Alex Pavesi: The Eighth Detective

While Alex Pavesi’s concept in The Eighth Detective isn’t entirely new, it’s still entirely welcome and ingenious.  John Dickson Carr, in his novel The Three Coffins (1935), presented a locked room mystery while at the same time breaking away to analyze and discuss the mechanics of detective fiction to his readers.  Carr’s hero, Dr. Gideon Fell, takes on the job of explaining the different plot variations.  Pavesi has taken it a step further even than the ingenious Carr, however.

Pavesi’s central character in the novel, Grant McCallister, lives a hermit’s life on a remote island.  Twenty years ago, he’d written a book called The White Murders, published in the early 1940’s.  The book in our hands is a series of short murder mystery stories, interspersed with McCallister’s mathematical analysis of the murder mystery. There are a certain number of required elements and within this structure – and, as mystery readers everywhere already know – there are endless variations.

McCallister is being visited by an editor, Julia Hart, whose publisher is interested in reprinting The White Murders. To that end, she reads aloud each short mystery, and then she and Grant discuss the stories, including whatever slight discrepancies there might be in each one.

After each story, a new element of detective fiction is discussed: suspects, a detective, a killer or killers.  How these elements intersect provides the various, as McAllister calls them, permutations of detective fiction.  Each story provides a different example, some very clearly based on Agatha Christie’s novels. Because Christie was responsible for creating many of the tropes of detective fiction – most famously: everyone is the killer, the narrator is the killer, and everyone is killed – these are some of the tropes chosen by Pavesi in his clever, bitter little stories.

As the book progresses, Julia also quizzes Grant about himself – why does he live alone on a remote island?  Why has he never written anything else?  Why does he have such a hazy memory of stories he, after all, has written, even if twenty years ago?

There are so many calls and references to other mysteries within the pages of this book that to truly appreciate it I think you almost have to be a lifelong, hardcore lover of the genre.  (The setting and time period made me think of Mary Stewart’s romantic 1962 novel The Moonspinners).  The stories, however, are vivid in and of themselves.

And the clever story within a story, Julia’s editing and questioning of Grant himself, creates yet another permutation of the book.  Some of the stories are stronger than others.  My personal favorite was the one based on Christie’s And Then There Were None (1939).  Pavesi takes it one further by having a family close enough to the death island to wonder what’s happening there, enough to make them go and investigate.
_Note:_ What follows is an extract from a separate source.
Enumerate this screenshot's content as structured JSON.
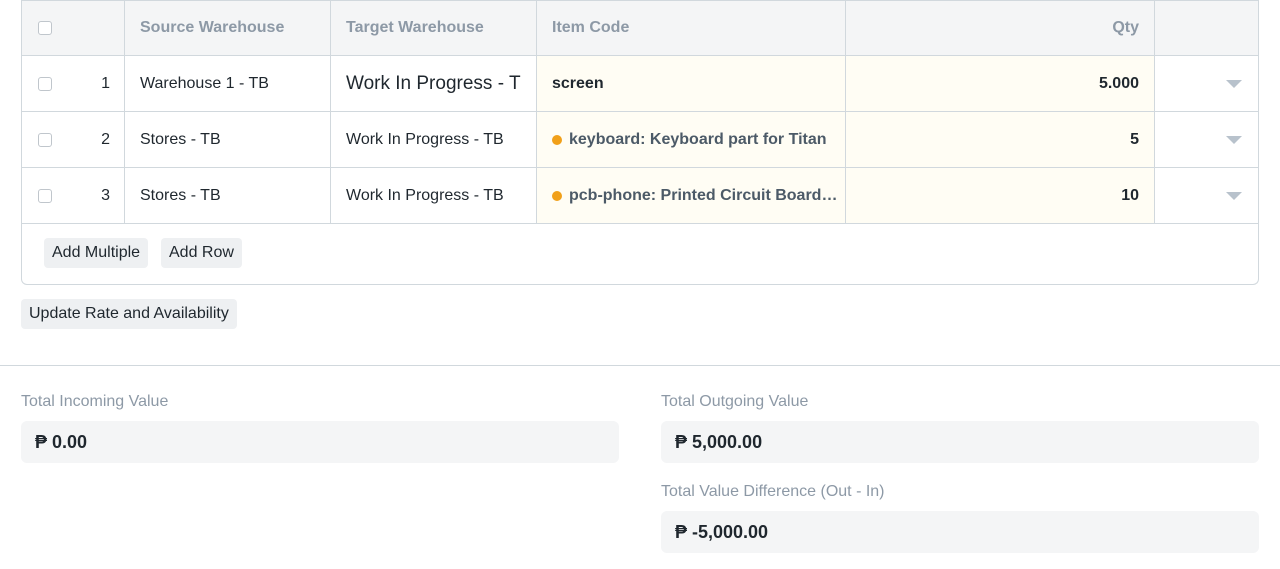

He creates observers for us, as readers, to observe.

Because the book sets itself smack in the middle of the golden age of detective fiction – a time when Christie, Sayers and others were writing – and then self consciously looks back at the 40’s not from the present but instead from the late 1960’s, the perceptions then are filtered once again by our own in the present day. Pavesi is placing us at one remove from the pleasure of pure narrative storytelling and inviting us, instead, to consider and analyze detective fiction.  I think his ultimate question is, what makes detective fiction so enjoyable?

The book asks the reader if the detective novel has worn itself out.  I think we can answer a resounding “no”, as long as books as clever and memorable as this one continue to be written. The permutations of suspects, detective and killer continue to fascinate us, as do the resolution and answers provided by the mystery novel.  The Eighth Detective does not disappoint, as it presents these elements as well as providing the reader with a more than delicious resolution.  This is the kind of book you may want to read again the minute you finish it.